Status of Deliveroo Employees and the Gig Economy
Last week’s Fair Work Commission decision that a Deliveroo rider is an employee rather than an independent contractor, has added to the uncertainty of the correct classification of works engaged within Australia’s gig economy, as it contradicts a previous Full Bench decision that UberEats drivers are not employees for the purposes of the Fair Work Act 2009 (Cth).
In handing down his findings, Commissioner Ian Cambridge found that an employment relationship existed between Diego Franco and Deliveroo thus exposing Deliveroo for a claim for unfair dismissal – a protection only extended to employees.
Ultimately, Deliveroo was ordered by Commissioner Cambridge to reinstate Mr Franko and to compensate Mr Franko for wages lost or likely to have been lost since his dismissal in April 2020.
But how was the relationship defined as one of employee and not independent contractor in this particular case?
Commissioner Cambridge analysed the employment relationship and found that there were many elements that pointed to the relationship being one of employer and employee. Some of these factors included that:
- Mr Franco was provided a uniform;
- Deliveroo has a rostering system that also measured performance;
- Mr Franco’s role did not require a high degree of skill and training;
- Mr Franco was not required to make substantial investment in equipment in order to enable him to perform his role; and
- Mr Franco was unable to build his own brand or have substantial control over the terms of his engagement with Deliveroo.
While this decision has created uncertainty within the gig economy, this case highlights that Courts and Tribunals will focus on the amount of control exerted by the company over the individual.

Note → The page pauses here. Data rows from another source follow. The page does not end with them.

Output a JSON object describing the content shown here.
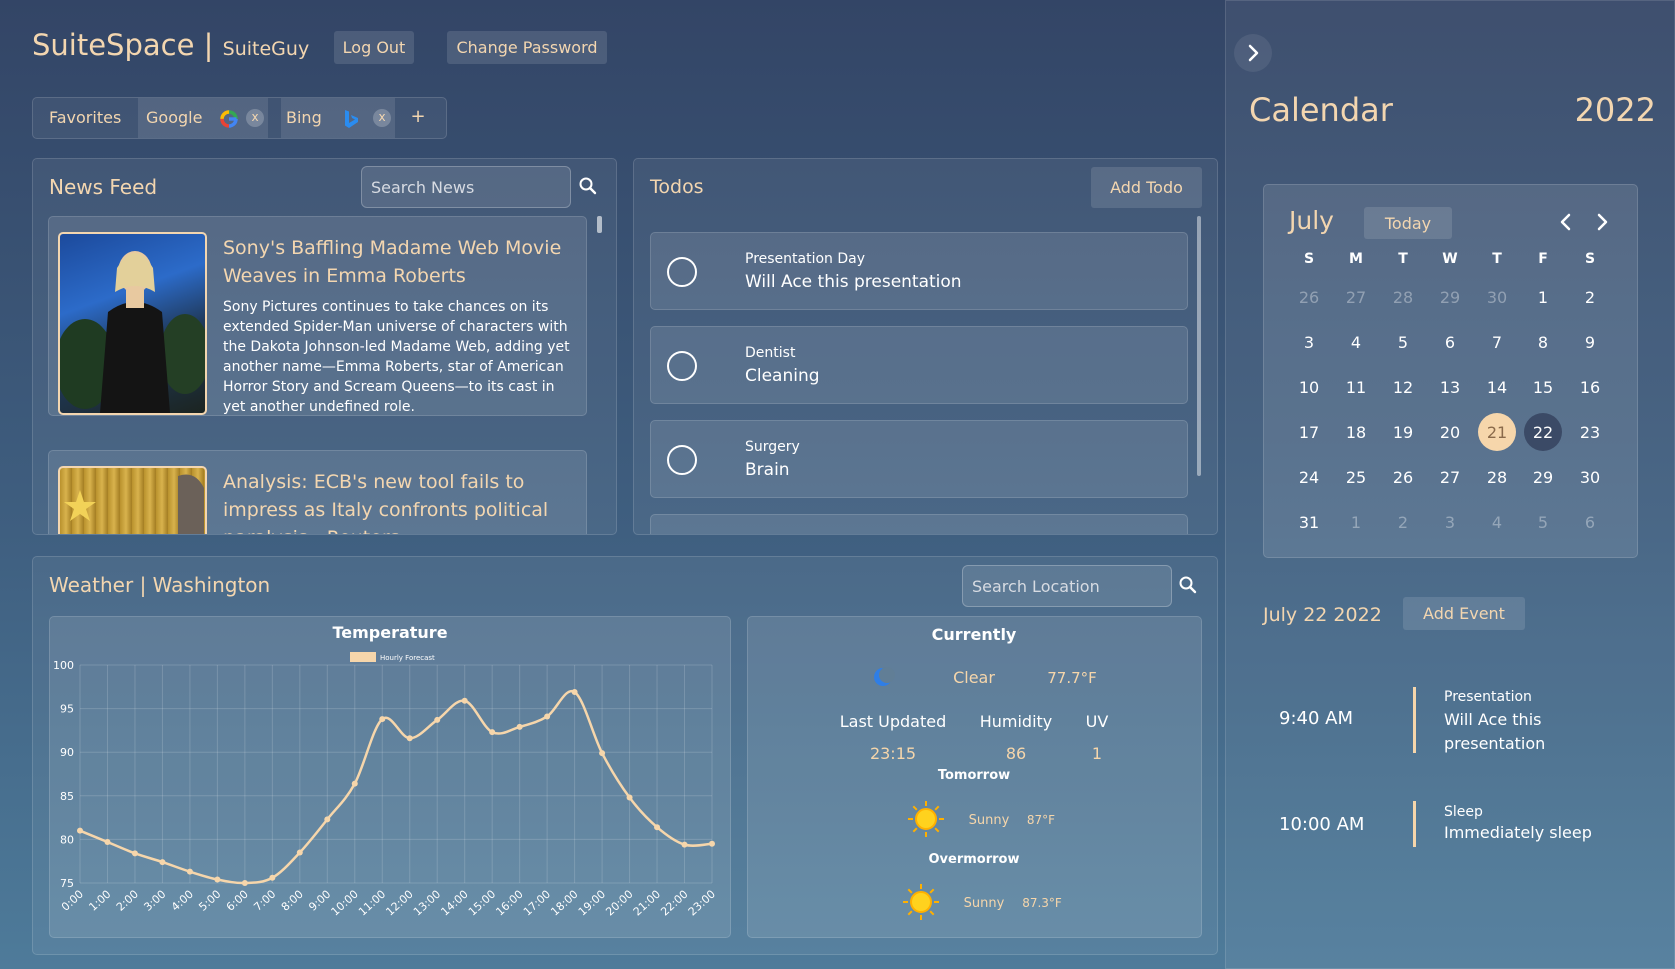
{
  "header": {
    "app_name": "SuiteSpace",
    "separator": "|",
    "username": "SuiteGuy",
    "logout_label": "Log Out",
    "change_password_label": "Change Password"
  },
  "favorites": {
    "label": "Favorites",
    "items": [
      {
        "label": "Google",
        "icon": "google-icon",
        "remove": "x"
      },
      {
        "label": "Bing",
        "icon": "bing-icon",
        "remove": "x"
      }
    ],
    "add": "+"
  },
  "news": {
    "title": "News Feed",
    "search_placeholder": "Search News",
    "articles": [
      {
        "title": "Sony's Baffling Madame Web Movie Weaves in Emma Roberts",
        "body": "Sony Pictures continues to take chances on its extended Spider-Man universe of characters with the Dakota Johnson-led Madame Web, adding yet another name—Emma Roberts, star of American Horror Story and Scream Queens—to its cast in yet another undefined role."
      },
      {
        "title": "Analysis: ECB's new tool fails to impress as Italy confronts political paralysis - Reuters",
        "body": ""
      }
    ]
  },
  "todos": {
    "title": "Todos",
    "add_label": "Add Todo",
    "items": [
      {
        "title": "Presentation Day",
        "desc": "Will Ace this presentation"
      },
      {
        "title": "Dentist",
        "desc": "Cleaning"
      },
      {
        "title": "Surgery",
        "desc": "Brain"
      }
    ]
  },
  "weather": {
    "title": "Weather | Washington",
    "search_placeholder": "Search Location",
    "currently": {
      "heading": "Currently",
      "icon": "moon-icon",
      "condition": "Clear",
      "temp": "77.7°F",
      "last_updated_label": "Last Updated",
      "last_updated": "23:15",
      "humidity_label": "Humidity",
      "humidity": "86",
      "uv_label": "UV",
      "uv": "1"
    },
    "tomorrow": {
      "heading": "Tomorrow",
      "icon": "sun-icon",
      "condition": "Sunny",
      "temp": "87°F"
    },
    "overmorrow": {
      "heading": "Overmorrow",
      "icon": "sun-icon",
      "condition": "Sunny",
      "temp": "87.3°F"
    }
  },
  "chart_data": {
    "type": "line",
    "title": "Temperature",
    "series": [
      {
        "name": "Hourly Forecast",
        "values": [
          81,
          79.7,
          78.4,
          77.4,
          76.3,
          75.4,
          75,
          75.6,
          78.5,
          82.3,
          86.4,
          93.8,
          91.6,
          93.7,
          95.9,
          92.3,
          92.9,
          94.1,
          96.9,
          89.9,
          84.8,
          81.4,
          79.4,
          79.5
        ],
        "color": "#f6d6ab"
      }
    ],
    "x": [
      "0:00",
      "1:00",
      "2:00",
      "3:00",
      "4:00",
      "5:00",
      "6:00",
      "7:00",
      "8:00",
      "9:00",
      "10:00",
      "11:00",
      "12:00",
      "13:00",
      "14:00",
      "15:00",
      "16:00",
      "17:00",
      "18:00",
      "19:00",
      "20:00",
      "21:00",
      "22:00",
      "23:00"
    ],
    "yticks": [
      75,
      80,
      85,
      90,
      95,
      100
    ],
    "ylim": [
      75,
      100
    ],
    "grid": true,
    "legend": "top"
  },
  "calendar": {
    "title": "Calendar",
    "year": "2022",
    "month": "July",
    "today_label": "Today",
    "weekdays": [
      "S",
      "M",
      "T",
      "W",
      "T",
      "F",
      "S"
    ],
    "weeks": [
      [
        "26",
        "27",
        "28",
        "29",
        "30",
        "1",
        "2"
      ],
      [
        "3",
        "4",
        "5",
        "6",
        "7",
        "8",
        "9"
      ],
      [
        "10",
        "11",
        "12",
        "13",
        "14",
        "15",
        "16"
      ],
      [
        "17",
        "18",
        "19",
        "20",
        "21",
        "22",
        "23"
      ],
      [
        "24",
        "25",
        "26",
        "27",
        "28",
        "29",
        "30"
      ],
      [
        "31",
        "1",
        "2",
        "3",
        "4",
        "5",
        "6"
      ]
    ],
    "today": "21",
    "selected": "22",
    "selected_date_label": "July 22 2022",
    "add_event_label": "Add Event",
    "events": [
      {
        "time": "9:40 AM",
        "title": "Presentation",
        "desc": "Will Ace this presentation"
      },
      {
        "time": "10:00 AM",
        "title": "Sleep",
        "desc": "Immediately sleep"
      }
    ]
  },
  "colors": {
    "accent": "#f6d6ab",
    "today_fill": "#f6d6ab",
    "selected_fill": "#3b4a66"
  }
}
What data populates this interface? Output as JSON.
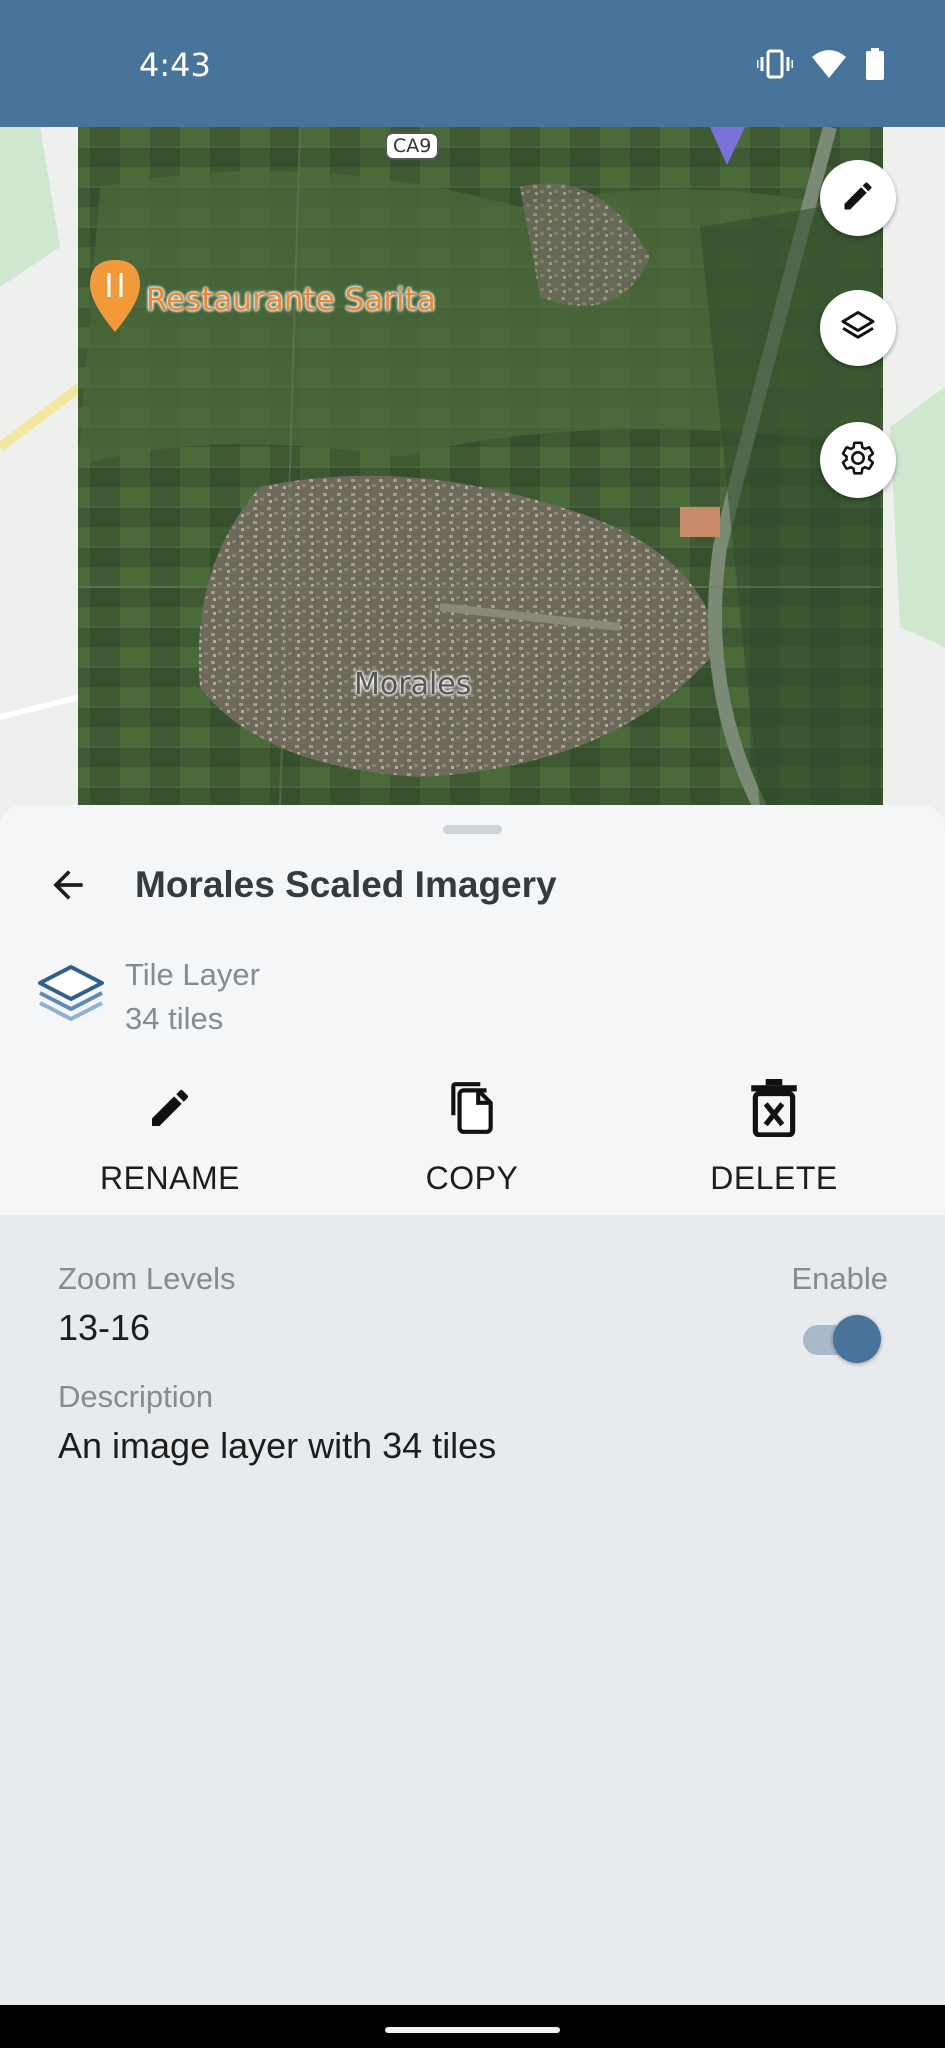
{
  "status_bar": {
    "time": "4:43",
    "icons": [
      "vibrate-icon",
      "wifi-icon",
      "battery-icon"
    ]
  },
  "map": {
    "road_badge": "CA9",
    "restaurant_label": "Restaurante Sarita",
    "town_label": "Morales",
    "buttons": [
      "edit-icon",
      "layers-icon",
      "settings-icon"
    ]
  },
  "sheet": {
    "title": "Morales Scaled Imagery",
    "layer_type": "Tile Layer",
    "layer_count": "34 tiles",
    "actions": {
      "rename": "RENAME",
      "copy": "COPY",
      "delete": "DELETE"
    }
  },
  "details": {
    "zoom_label": "Zoom Levels",
    "zoom_value": "13-16",
    "enable_label": "Enable",
    "enabled": true,
    "description_label": "Description",
    "description_value": "An image layer with 34 tiles"
  },
  "colors": {
    "primary": "#48739a",
    "sheet_bg": "#f5f6f8",
    "details_bg": "#e8ebee",
    "secondary_text": "#858b92"
  }
}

In this case, it was a key consideration in the decision that Deliveroo workers have less autonomy then those of independent contractors in that Deliveroo delegates work, particularly when the work is to be performed and who that work is to be given to.
Although Deliveroo has indicated its decision to appeal Commission Cambridge’s decision, it is becoming apparent that Australia’s gig economy landscape is slowly beginning to transition from a system of engaging workers as independent contractors and to that of employees. This can be seen in the recent decision by Menulog to commence trialing an employment model that provides minimum wages and entitlements.
If this article has raised any concerns for you or your organisation please do not hesitate to contact either John Hayward or Kate Smith on (07) 4046 1124, for advice specific to your circumstances or visit wgc.com.au .
This article was prepared with the assistance of Ruby Hedrick, law graduate.